For years Glastonbury has been one of those festivals that people dream to go to, whether that’s working at the festival or just being there for the early bird ticket.  Glastonbury is notorious for selling out it’s tickets within thirty minutes and the same when it comes to the re-sale so when Solent students are offered the chance to work this year’s festival then it’s an easy decision.

Before the festival even started there was an uneasiness within the group of students going as the prediction on the weather changed every other hour.  One minute it’ll be beautiful skylines with a hint of hot, sweaty days and then the next minute it’s a miserable set of days of clouds, rain and even a prediction of thunder.  Good thing they packed wellies just in case.

Photography – Solent Productions

Solent were given permission to film on two different stages, Gully Blues and Left Field.  Two very different stages, but stages that gave students a week they will never forget.  Between camera operators, social media assistants, audio engineers, directors, copyright/legal, documentary crews and more, Solent were kept busy for every part of the week and had a mixture of different year groups.  From third years who were ready to graduate in a couple of weeks to second years who were trying to figure out what they want to do in life, it felt like a group who jelled very well together as people from different courses got to know each other and formed a friendship during the festival and afterwards.

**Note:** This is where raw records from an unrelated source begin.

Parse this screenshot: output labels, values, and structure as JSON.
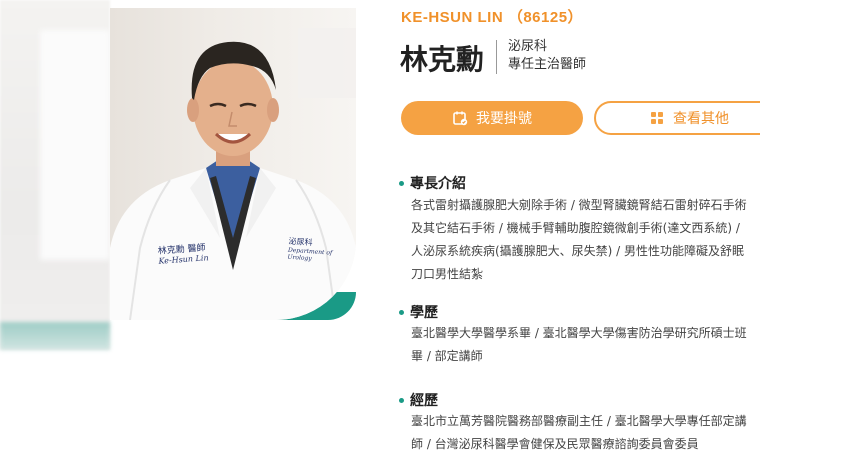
{
  "doctor": {
    "name_en": "KE-HSUN LIN （86125）",
    "name_zh": "林克勳",
    "department": "泌尿科",
    "title": "專任主治醫師"
  },
  "actions": {
    "register_label": "我要掛號",
    "more_label": "查看其他"
  },
  "sections": {
    "specialty": {
      "title": "專長介紹",
      "body": "各式雷射攝護腺肥大剜除手術 / 微型腎臟鏡腎結石雷射碎石手術\n及其它結石手術 / 機械手臂輔助腹腔鏡微創手術(達文西系統) /\n人泌尿系統疾病(攝護腺肥大、尿失禁) / 男性性功能障礙及舒眠\n刀口男性結紮"
    },
    "education": {
      "title": "學歷",
      "body": "臺北醫學大學醫學系畢 / 臺北醫學大學傷害防治學研究所碩士班\n畢 / 部定講師"
    },
    "experience": {
      "title": "經歷",
      "body": "臺北市立萬芳醫院醫務部醫療副主任 / 臺北醫學大學專任部定講\n師 / 台灣泌尿科醫學會健保及民眾醫療諮詢委員會委員"
    }
  },
  "coat": {
    "left_embroidery": "林克勳 醫師",
    "left_sub": "Ke-Hsun Lin",
    "right_embroidery": "泌尿科",
    "right_sub": "Department of Urology"
  },
  "colors": {
    "accent_orange": "#f5a243",
    "teal": "#1a9a86"
  },
  "icons": {
    "register": "calendar-check-icon",
    "more": "grid-icon"
  }
}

At the very start of the festival it was quiet, sometimes all you could hear was the occasional drill of the stages still being built, but as the days went on and the stages were packed with music enthusiasts, it was clear that the stage students were camped next to wasn’t going to let them sleep.  A mini stage that was a DJ/rave stage went on until 3am, which led to many of the students groaning as they knew they wouldn’t get much sleep.  But then again, it’s a festival, is sleep a thing? 

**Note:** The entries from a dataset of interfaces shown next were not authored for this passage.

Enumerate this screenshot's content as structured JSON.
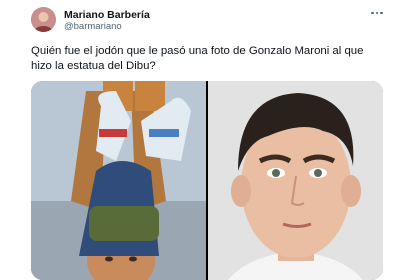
{
  "tweet": {
    "author_name": "Mariano Barbería",
    "author_handle": "@barmariano",
    "text": "Quién fue el jodón que le pasó una foto de Gonzalo Maroni al que hizo la estatua del Dibu?",
    "avatar_icon": "user-avatar",
    "more_icon": "more-horizontal-icon",
    "media": {
      "left_image": "statue-photo",
      "right_image": "player-portrait-photo"
    }
  }
}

As the days went on they got hotter and students were able to get into a routine.  Many third years explained that they were waking up early, getting breakfast with the crew and getting ready for the day like it was a job.  That is what this experience needed to be, it needed to be something students can put on their CV, something that they can use for the future and something to brag to their friends about.

Photography – Solent Productions

Students were able to have access to job roles they wouldn’t normally have so they can gain valuable real-world experience.  Whether it was first years being runners on the BBC stages or third years doing camera operating for the first time it was an experience that employers would love to hear more about in interviews.

More opportunities were awarded to students who wanted to grab them, for example, Vampire Weekend were doing a secret set at 11am on the Saturday, so this meant that Solent Productions were given not only access to film the gig, but to interview the band and interviewing the band was a student who had to calm her nerves and interview a massive band who had just released new music.  How can anyone complain at that?

Throughout the week that Solent were at Glastonbury it was not only an amazing experience, but to have access to the press sections, meals paid for and to be able to see their favourite artists/bands live is just something else. 

Fifteen years of Solent University partnering with Glastonbury Festival this year was definitely something to celebrate and with the students creating incredible content, which left band managers impressed, organisers of the festival pleased and leaving Solent University a pleasure to work with within the festival community it definitely meant a few beers on the final night.

The mixture of Film and TV, music journalism, media and master’s students who worked together, became friends and created content together meant for an amazing festival. 

Although wearing the hi vis vests meant for a lot of questions about where the toilets are, which bar is where and where is the nearest coffee from the public, so next year maybe not bring them along? Just a suggestion.